4. Be a clear communicator. This is crucial for conveying needs and expectations. Be very clear and have no regrets about asking for what you need. It’s not mean, its self-kindness and self-preservation. Regardless, no one will know until we lovingly make our needs known. And it isn’t a one time process, as we continually grow and develop, so do our boundaries.
During this holiday season, use boundary setting as a way to feel empowered, peaceful, and happy.
Be kind to yourself with boundaries.
- If your hosting, take a break.
Holiday hosting is hard work. Whether you’re hosting family for one evening or hosting visitors for a week, you are giving your space, energy, and time. It can be stressful for your body and mind, but taking a break may help. This may be taking a nap, reading a book, meditation, or hiring help during hosting events.
Try it out: “I enjoy hosting but usually crash later on. Knowing this about myself, I plan for downtime to watch holiday movies after hosting is done.”
2. Plan for quiet time.
Give yourself alone time during visits. Visiting involves fewer responsibilities than hosting, but as a visitor, you’re out of your normal routine. You’re in a new environment, away from your comfort zone. It’s perfectly fine and healthy, to take time to recharge.
Try it out: “I feel run down by the constant activities and events when I visit for the holidays. I need time alone to rest and recuperate.”
3. Be ok with not going home for the holidays.
Whether you are visiting your spouse’s family, taking a vacation, or are avoiding a toxic environment, it’s not selfish to choose how you spend the holiday.
It’s ok to have different preferences for the holidays or to not celebrate at all.
Talking to family members and friends can help, but if it doesn’t establish a firm boundary about your needs and non-negotiables.
Try it out: “I’ve been working non-stop and this year I need to prioritize my health, I am taking a vacation to rest.
4. It is ok to have different views and values from your family.
Over time, we all change. Traditions may not feel right anymore. There may relational or behavioral stress that has compounded over the years.
It may be that your family criticizes your profession or weight. Part of putting a boundary in place is refusing to accept the comment or behavior. By dealing with these discomforts in an honest and forthright manner, you prioritize your feelings and needs.
Try it out: “When you talk about my weight, it makes me feel invalidated and hurt. I would rather focus on mental and emotional health this year.”
Your friends and family may be against your boundaries. They may wonder what these limits mean for your relationship.
Try to have realistic expectations when presenting boundaries for the first time and prepare yourself for possible resistance. During the conversation, acknowledge that your boundary may be difficult to hear. This will help friends and family to feel heard and involved in the coming seasons.

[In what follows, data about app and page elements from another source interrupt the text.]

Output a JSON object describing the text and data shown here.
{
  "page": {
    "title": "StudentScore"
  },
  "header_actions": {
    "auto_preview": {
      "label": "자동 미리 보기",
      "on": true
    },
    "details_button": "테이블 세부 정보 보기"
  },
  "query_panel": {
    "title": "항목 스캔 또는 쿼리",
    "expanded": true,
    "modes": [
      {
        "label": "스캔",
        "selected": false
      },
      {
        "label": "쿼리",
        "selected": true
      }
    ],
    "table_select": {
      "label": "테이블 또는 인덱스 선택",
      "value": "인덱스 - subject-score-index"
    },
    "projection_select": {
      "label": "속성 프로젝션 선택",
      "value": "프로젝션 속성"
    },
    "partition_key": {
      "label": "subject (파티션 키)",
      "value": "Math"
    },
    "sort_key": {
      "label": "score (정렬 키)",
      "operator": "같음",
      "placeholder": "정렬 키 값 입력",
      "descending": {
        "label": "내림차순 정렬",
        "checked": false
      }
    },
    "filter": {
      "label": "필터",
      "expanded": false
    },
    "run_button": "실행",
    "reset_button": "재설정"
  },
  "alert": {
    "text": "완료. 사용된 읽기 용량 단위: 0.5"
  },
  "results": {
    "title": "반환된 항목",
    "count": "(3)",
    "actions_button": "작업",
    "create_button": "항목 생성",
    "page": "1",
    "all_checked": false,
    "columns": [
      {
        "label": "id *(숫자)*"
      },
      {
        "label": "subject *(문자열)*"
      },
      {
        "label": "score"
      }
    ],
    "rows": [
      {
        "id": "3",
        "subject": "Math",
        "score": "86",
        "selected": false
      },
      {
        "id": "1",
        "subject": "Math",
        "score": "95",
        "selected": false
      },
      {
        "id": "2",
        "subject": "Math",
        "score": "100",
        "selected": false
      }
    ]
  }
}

Along with this process, it helps to make it clear that these boundaries are because I care about the relationship and want to work on solutions that are helpful for both of us. For example: “This year, I will be staying at a hotel when I visit for the holidays. I’d love to set aside some time to spend together. Can we work together to find a balance that works for both of us?
Occasionally, others will be unwilling to listen to your boundaries. Sometimes, it may come down to leaving the environment if it’s become toxic. We cannot change other people. The only thing we can control is our own reaction.
Setting boundaries is challenging at first, but making the fearless decision to withdraw from toxic situations is a radical act of self-care. It is entirely possible to set boundaries while also being loving and compassionate and gracious.
It takes courage to speak up and live life authentically. Setting compassionate boundaries allows us to be simultaneously truthful and kind.